Filling the gaps of our faith
David Bahn-Reflections Podcast
Finally, when we could stand it no longer, we decided to stay alone in Athens, 2 and we sent Timothy to visit you. He is our brother and God’s co-worker in proclaiming the Good News of Christ. We sent him to strengthen you, to encourage you in your faith, 3 and to keep you from being shaken by the troubles you were going through. But you know that we are destined for such troubles. 4 Even while we were with you, we warned you that troubles would soon come—and they did, as you well know. 5 That is why, when I could bear it no longer, I sent Timothy to find out whether your faith was still strong. I was afraid that the tempter had gotten the best of you and that our work had been useless.
6 But now Timothy has just returned, bringing us good news about your faith and love. He reports that you always remember our visit with joy and that you want to see us as much as we want to see you. 7 So we have been greatly encouraged in the midst of our troubles and suffering, dear brothers and sisters, because you have remained strong in your faith. 8 It gives us new life to know that you are standing firm in the Lord.
9 How we thank God for you! Because of you we have great joy as we enter God’s presence. 10 Night and day we pray earnestly for you, asking God to let us see you again to fill the gaps in your faith.
11 May God our Father and our Lord Jesus bring us to you very soon. 12 And may the Lord make your love for one another and for all people grow and overflow, just as our love for you overflows. 13 May he, as a result, make your hearts strong, blameless, and holy as you stand before God our Father when our Lord Jesus comes again with all his holy people. Amen. – 1 Thessalonians 3:1-13 [NLT]
I was in Cub Scouts when our den visited the local water treatment plant. Rushing water pounded below as we looked over a walkway. Pipes ran from one open tank to the next. Valves, dials, and levers were everywhere my wide eyes looked. It was a really neet thing for a 9 year old boy to see. Then one of the men suddenly pushed me out onto an open grate some 15 feet above one of those tanks. I could look straight down through the gaps in the grate and see the swirling water below. I probably yelled. He and others laughed. Thankfully the grate held me, and even the man who had pushed me stepped out on it with me. I’m not sure it was all that mean spirited. But I didn’t enjoy it.

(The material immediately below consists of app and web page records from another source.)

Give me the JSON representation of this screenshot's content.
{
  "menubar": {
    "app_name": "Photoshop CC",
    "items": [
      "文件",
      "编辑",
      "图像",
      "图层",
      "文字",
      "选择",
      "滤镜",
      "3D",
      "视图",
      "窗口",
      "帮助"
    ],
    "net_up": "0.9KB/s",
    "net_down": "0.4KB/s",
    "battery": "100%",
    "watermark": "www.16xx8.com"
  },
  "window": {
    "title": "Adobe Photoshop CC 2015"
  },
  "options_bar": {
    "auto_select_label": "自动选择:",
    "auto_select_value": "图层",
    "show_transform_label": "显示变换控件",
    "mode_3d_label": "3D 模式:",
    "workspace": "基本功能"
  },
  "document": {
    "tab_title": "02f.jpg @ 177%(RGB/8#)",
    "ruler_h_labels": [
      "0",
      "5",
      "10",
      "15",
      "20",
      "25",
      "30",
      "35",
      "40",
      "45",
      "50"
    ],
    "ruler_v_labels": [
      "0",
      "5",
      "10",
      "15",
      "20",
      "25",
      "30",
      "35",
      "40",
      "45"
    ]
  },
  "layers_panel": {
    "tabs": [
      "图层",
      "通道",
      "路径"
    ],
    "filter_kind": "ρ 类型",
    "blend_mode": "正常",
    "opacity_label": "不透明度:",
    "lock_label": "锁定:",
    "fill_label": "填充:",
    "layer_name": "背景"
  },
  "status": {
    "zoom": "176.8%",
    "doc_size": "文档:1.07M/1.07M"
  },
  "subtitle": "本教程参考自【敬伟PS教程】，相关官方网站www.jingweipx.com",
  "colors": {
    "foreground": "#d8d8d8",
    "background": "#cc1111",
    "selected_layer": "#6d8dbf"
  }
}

Gaps in teeth, sidewalks, drywall, or floor tile can be annoying. And they are easily filled. Gaps in our faith require filling as well.

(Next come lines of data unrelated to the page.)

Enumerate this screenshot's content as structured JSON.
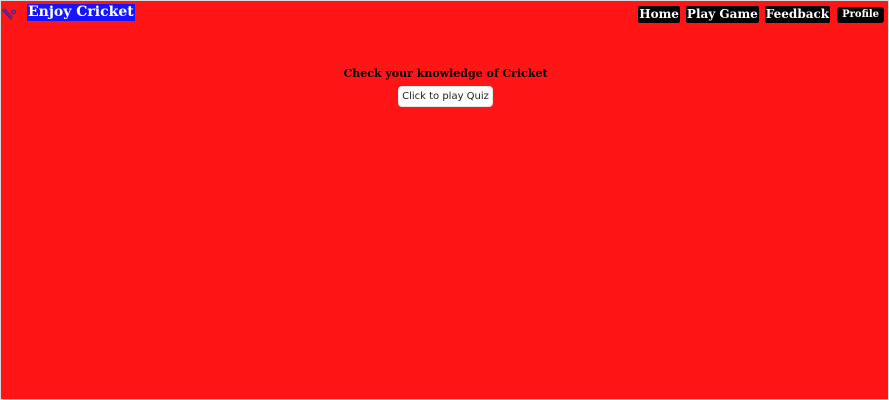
{
  "header": {
    "logo_icon": "cricket-bat-icon",
    "title": "Enjoy Cricket"
  },
  "nav": {
    "home": "Home",
    "play_game": "Play Game",
    "feedback": "Feedback",
    "profile": "Profile"
  },
  "main": {
    "prompt": "Check your knowledge of Cricket",
    "quiz_button": "Click to play Quiz"
  },
  "colors": {
    "background": "#ff1515",
    "title_background": "#1515ff",
    "nav_background": "#000000",
    "logo_icon": "#2a2ab0"
  }
}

On the one hand we have the clear and comforting promise of Isaiah 42:3, that is attached to Jesus in Matthew 12:20: He will not crush the weakest reed or put out a flickering candle [NLT]. God will not despise the weakest faith. Jesus promises that whoever comes to him, he will not turn away (John 6:37).
Yet this is no excuse to think that we should be content with weak faith. Scripture is full of admonitions to grow in our faith. We are commanded to “speak the truth in love, we are to grow up in every way into him who is the head, into Christ” (Ephesians 4:15). And “put off your old self, which belongs to your former manner of life and is corrupt through deceitful desires, 23 and to be renewed in the spirit of your minds, 24 and to put on the new self, created after the likeness of God in true righteousness and holiness” (Ephesians 4:22-24).
Peter urges us to “make every effort to supplement [our] faith with virtue, and virtue with knowledge, 6 and knowledge with self-control, and self-control with steadfastness, and steadfastness with godliness, 7 and godliness with brotherly affection, and brotherly affection with love. 8 For if these qualities are [ours] and are increasing, they keep [us] from being ineffective or unfruitful in the knowledge of our Lord Jesus Christ.” – 2 Peter 1:5-8
As Paul writes here I can see two things he wishes for the people of Thessalonica. He prays that their love for one another and for all people would grow and overflow, and that their hearts would be strong, blameless, and holy. Those are worthy gap fillers. They are filled by embracing God’s love and grace, holding to his truth, and daily repenting of our sins and renewing our faith in Jesus.